The banking regulator has has payment system stakeholders to respond whether these charges should be market-determined or fixed
When India moved its banking from a cheque-dominated system to one that is digitally enabled, the banks began charging for cheque books, assuming that those that needed them were adding additional costs to transactions. However, now banks want digital transactions too to be paid for by the customer, a move that can add significantly to their spreads.
Of course, we have been told time and again that there are no free lunches in an economy, so now the Reserve Bank of India has released a discussion paper on how these charges, if any, can be levied on various payment systems ranging from RTGS to NEFT and UPI to IMPS as well as for credit and debit cards.
Fixed cost or market-determined
RBI has sought the inputs from all stakeholders, including those managing payment systems, to whether charges can be introduced or UPI or should it be a market-determined option that could depend on the banks themselves. Additionally, it has asked for comments on regulating interchange fees on debit and credit cards.
“Discussion on charges in different payment systems, their reasonableness, alternate views, etc., is presented. A few questions have also been raised after each discussion to elicit stakeholder and public feedback. The discussion and the inputs received would be used to frame policy interventions going forward,” RBI has said.
Discussions around digital payments
Last December, the Central bank had committed to releasing a discussion paper around the various charges levied by banks and financial institutions of all kinds via digital transactions, be it through credit cards, debit cards, wallets or the unified payment interface.
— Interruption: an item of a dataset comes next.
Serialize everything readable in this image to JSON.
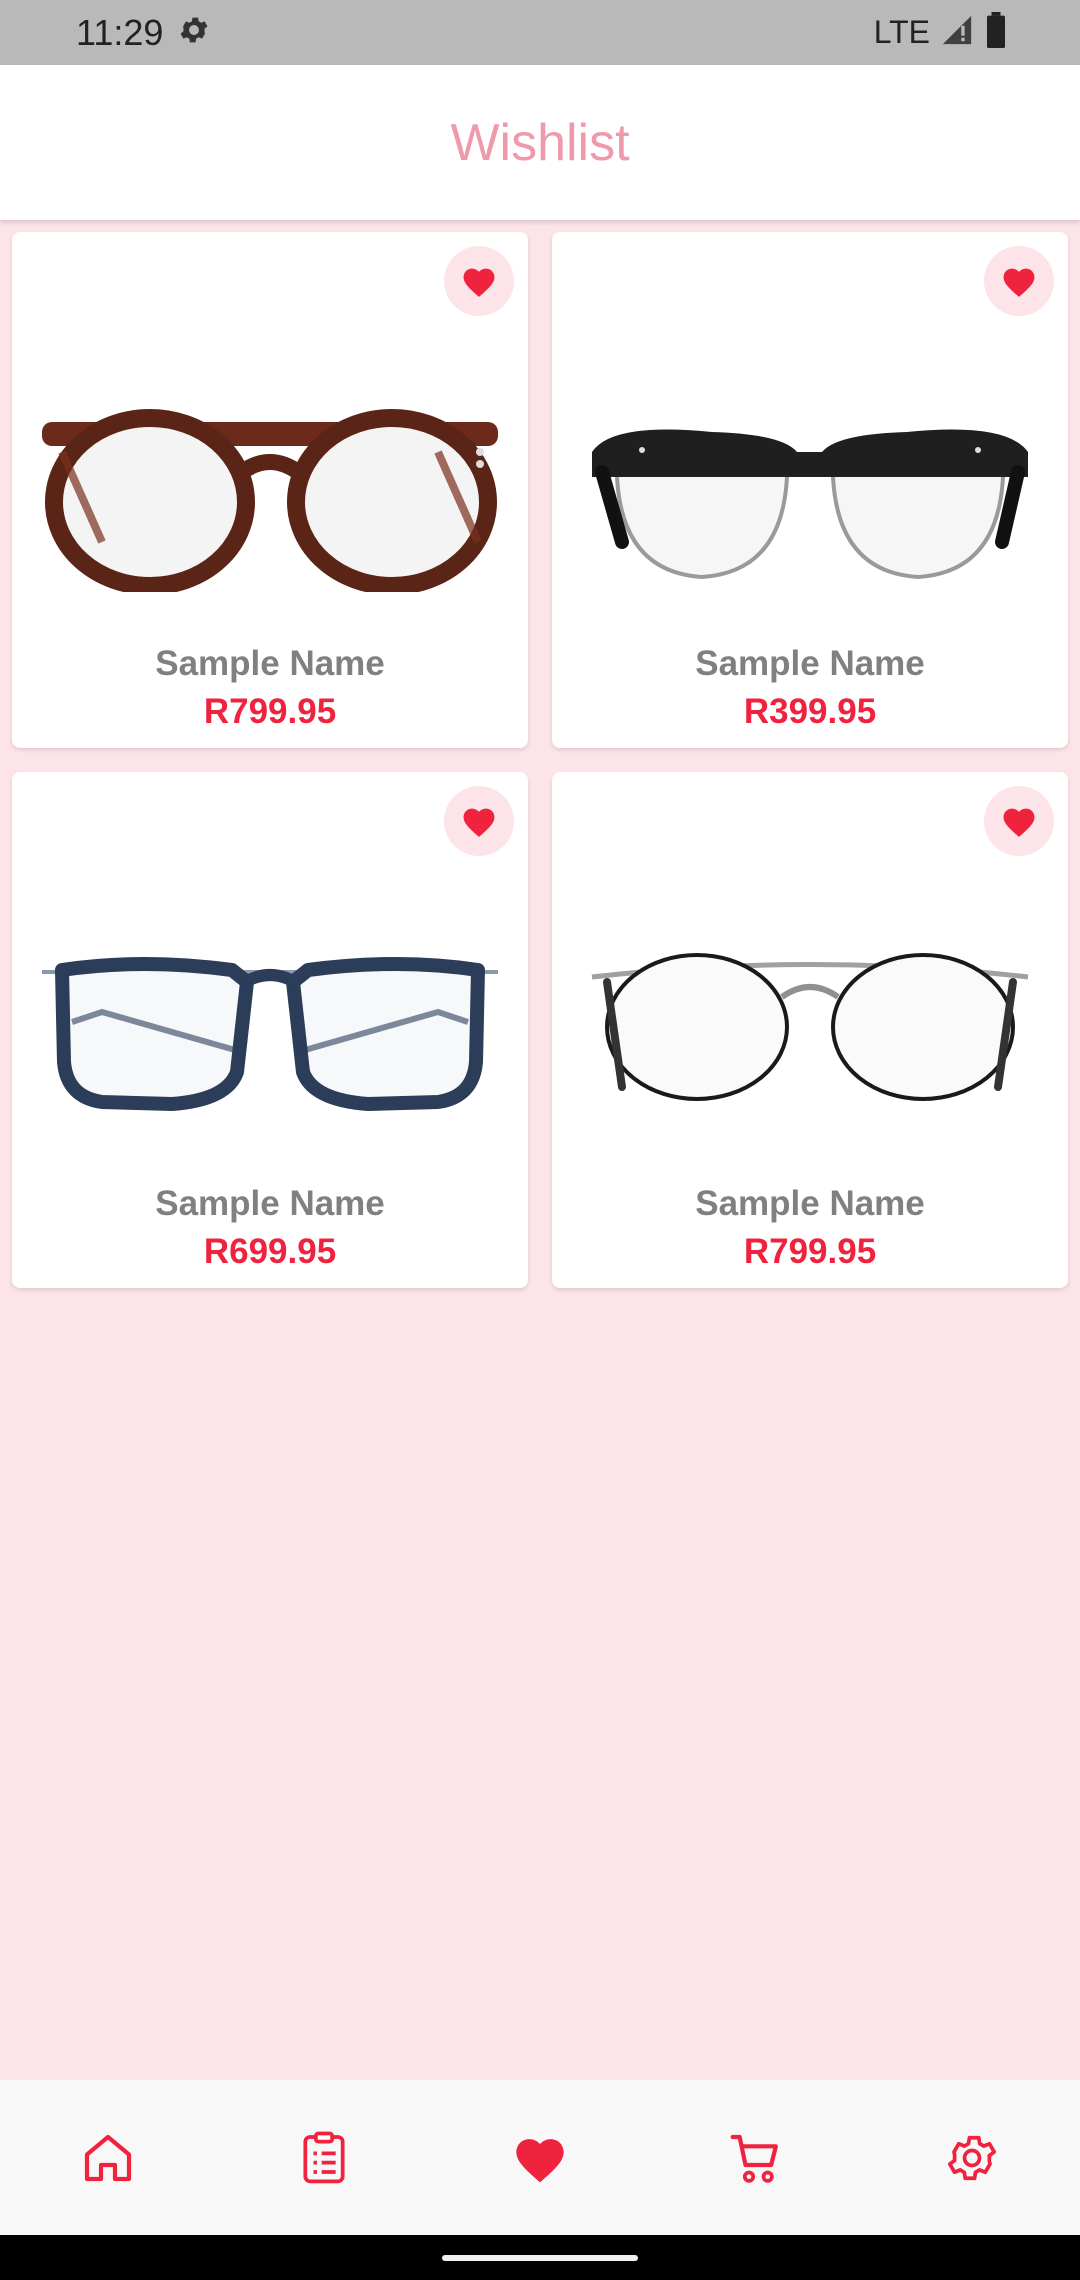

RBI had asked the stakeholders whether the policy of not levying charges for digital transactions needs review.
At this point in time, the RBI does not charge member banks for usage of RTGS and NEFT infrastructure, while some banks do levy some costs on customers for operational usage. The discussion paper also sought the views of payment system participants over regulating charges for IMPS transactions or even fixing a ceiling on them.
“Administered reduction of MDR can harm the ecosystem and impact the profitability of entities providing these services. This would also affect investments in infrastructure and innovation in the payments acceptance area. It is, therefore, presented that rather than further mandating reduction of MDR, it may be necessary to review the scheme followed by payment system operators regarding the distribution of the charges among the payment system operators regarding the distribution of the charges among the payment system participants,” RBI said.